Seriously, this book tries too hard.
It tries to be quirky, it tries to be funny, it tries to connect to 10-14 year old boys who liked Lemony Snicket, play lots of video games, and love karate, it tries to be a vocabulary builder, and it tries to teach the reader about imagination, courage, and thinking outside the box. In the end it succeeded in making me skim read to the end to find out what happened, and then say incredulously, “seriously?”
Perhaps I’m being too harsh. Chris Raschka is a Caldecott medalist after all. And there are some funny moments and some curious characters and situations in Seriously, Norman, Raschka’s fiction debut. But hanging out with Norman and his best pal Leonard and the twins, Anna and Emma, and their nutty tutor Balthazar Birdsong got a little old a little too quickly. Norman is just a regular kid who doesn’t try too hard in school and doesn’t seem to expect much from middle school. When he fails his standardized tests, his oddball parents hire a wacky tutor who assigns Norman tasks like reading the dictionary, observing clouds, and exercising his imagination. Norman uses his new-found curiosity to wonder about what his money-obsessed father does for a living, eventually realizing he sells bombers to shady warlords and other Third World despots. When his father goes missing, the kids set out on a globe-trotting adventure to rescue him.
Norman’s lesson is to use imagination and observation in the proper proportions to change the world.
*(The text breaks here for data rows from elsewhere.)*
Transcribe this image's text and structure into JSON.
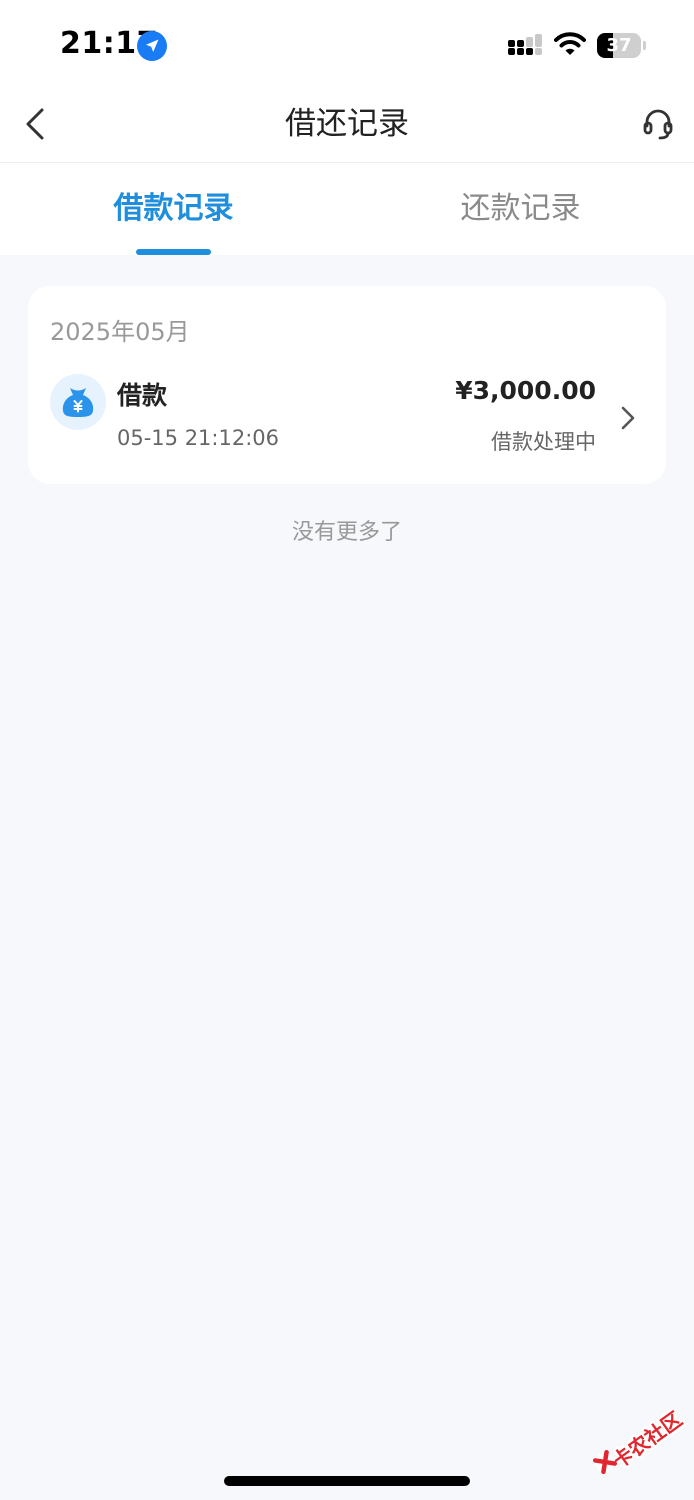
{
  "status_bar": {
    "time": "21:17",
    "battery_level": "37",
    "battery_fraction": 0.37,
    "location_icon": "location-arrow-icon",
    "signal_icon": "cellular-signal-icon",
    "wifi_icon": "wifi-icon"
  },
  "nav": {
    "title": "借还记录",
    "back_icon": "chevron-left-icon",
    "service_icon": "headset-icon"
  },
  "tabs": [
    {
      "label": "借款记录",
      "active": true
    },
    {
      "label": "还款记录",
      "active": false
    }
  ],
  "records": {
    "month": "2025年05月",
    "items": [
      {
        "type": "借款",
        "datetime": "05-15 21:12:06",
        "amount": "¥3,000.00",
        "status": "借款处理中",
        "icon": "money-bag-icon"
      }
    ]
  },
  "footer": {
    "no_more": "没有更多了"
  },
  "watermark": {
    "text": "卡农社区"
  },
  "colors": {
    "accent": "#1f8fdd",
    "background": "#f6f8fc",
    "card": "#ffffff",
    "muted_text": "#999999",
    "watermark": "#e0262e"
  }
}
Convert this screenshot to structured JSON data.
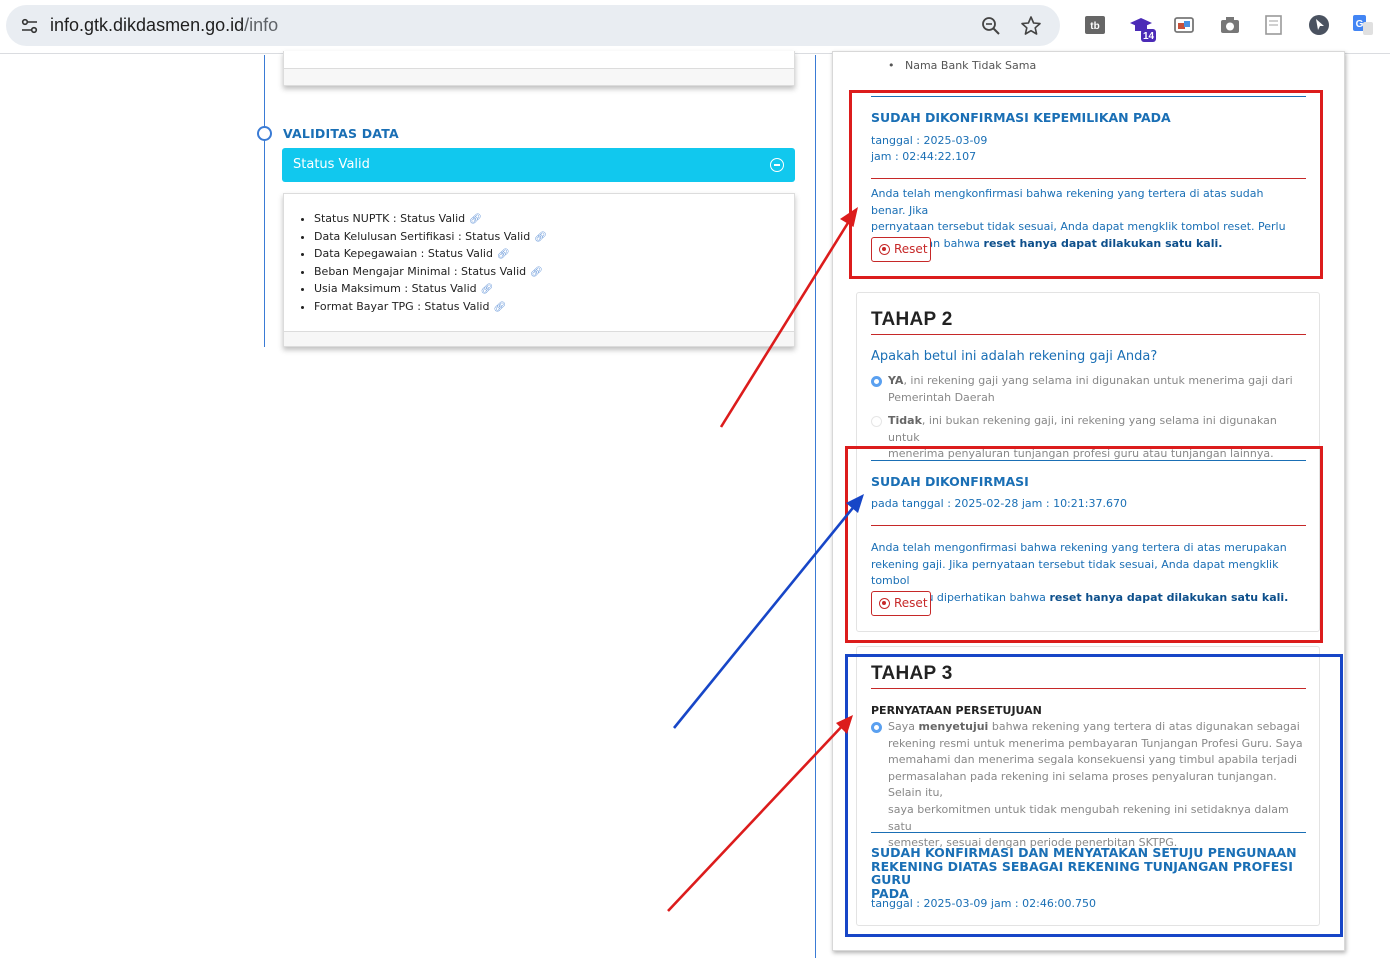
{
  "browser": {
    "url_host": "info.gtk.dikdasmen.go.id",
    "url_path": "/info",
    "ext_badge": "14"
  },
  "left": {
    "section_title": "VALIDITAS DATA",
    "status_header": "Status Valid",
    "items": [
      "Status NUPTK : Status Valid",
      "Data Kelulusan Sertifikasi : Status Valid",
      "Data Kepegawaian : Status Valid",
      "Beban Mengajar Minimal : Status Valid",
      "Usia Maksimum : Status Valid",
      "Format Bayar TPG : Status Valid"
    ]
  },
  "right": {
    "prev_bullet": "Nama Bank Tidak Sama",
    "konf1": {
      "title": "SUDAH DIKONFIRMASI KEPEMILIKAN PADA",
      "tanggal": "tanggal : 2025-03-09",
      "jam": "jam : 02:44:22.107",
      "para_lines": [
        "Anda telah mengkonfirmasi bahwa rekening yang tertera di atas sudah benar. Jika",
        "pernyataan tersebut tidak sesuai, Anda dapat mengklik tombol reset. Perlu"
      ],
      "para_last_prefix": "diperhatikan bahwa ",
      "para_last_bold": "reset hanya dapat dilakukan satu kali.",
      "reset": "Reset"
    },
    "tahap2": {
      "title": "TAHAP 2",
      "question": "Apakah betul ini adalah rekening gaji Anda?",
      "opt_ya_bold": "YA",
      "opt_ya_rest": ", ini rekening gaji yang selama ini digunakan untuk menerima gaji dari",
      "opt_ya_line2": "Pemerintah Daerah",
      "opt_tidak_bold": "Tidak",
      "opt_tidak_rest": ", ini bukan rekening gaji, ini rekening yang selama ini digunakan untuk",
      "opt_tidak_line2": "menerima penyaluran tunjangan profesi guru atau tunjangan lainnya.",
      "konf_title": "SUDAH DIKONFIRMASI",
      "konf_date": "pada tanggal : 2025-02-28 jam : 10:21:37.670",
      "para_lines": [
        "Anda telah mengonfirmasi bahwa rekening yang tertera di atas merupakan",
        "rekening gaji. Jika pernyataan tersebut tidak sesuai, Anda dapat mengklik tombol"
      ],
      "para_last_prefix": "reset. Perlu diperhatikan bahwa ",
      "para_last_bold": "reset hanya dapat dilakukan satu kali.",
      "reset": "Reset"
    },
    "tahap3": {
      "title": "TAHAP 3",
      "subtitle": "PERNYATAAN PERSETUJUAN",
      "agree_prefix": "Saya ",
      "agree_bold": "menyetujui",
      "agree_rest": " bahwa rekening yang tertera di atas digunakan sebagai",
      "agree_lines": [
        "rekening resmi untuk menerima pembayaran Tunjangan Profesi Guru. Saya",
        "memahami dan menerima segala konsekuensi yang timbul apabila terjadi",
        "permasalahan pada rekening ini selama proses penyaluran tunjangan. Selain itu,",
        "saya berkomitmen untuk tidak mengubah rekening ini setidaknya dalam satu",
        "semester, sesuai dengan periode penerbitan SKTPG."
      ],
      "konf_title_lines": [
        "SUDAH KONFIRMASI DAN MENYATAKAN SETUJU PENGUNAAN",
        "REKENING DIATAS SEBAGAI REKENING TUNJANGAN PROFESI GURU",
        "PADA"
      ],
      "konf_date": "tanggal : 2025-03-09 jam : 02:46:00.750"
    }
  },
  "colors": {
    "accent": "#1a6fb5",
    "status_bar": "#11c8ee",
    "annot_red": "#dc1c1c",
    "annot_blue": "#1746c7"
  }
}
In the end, he changes his outlook, his family, and his fear of standardized tests, so I guess you could say he learned the lesson well.
- Posted by Cori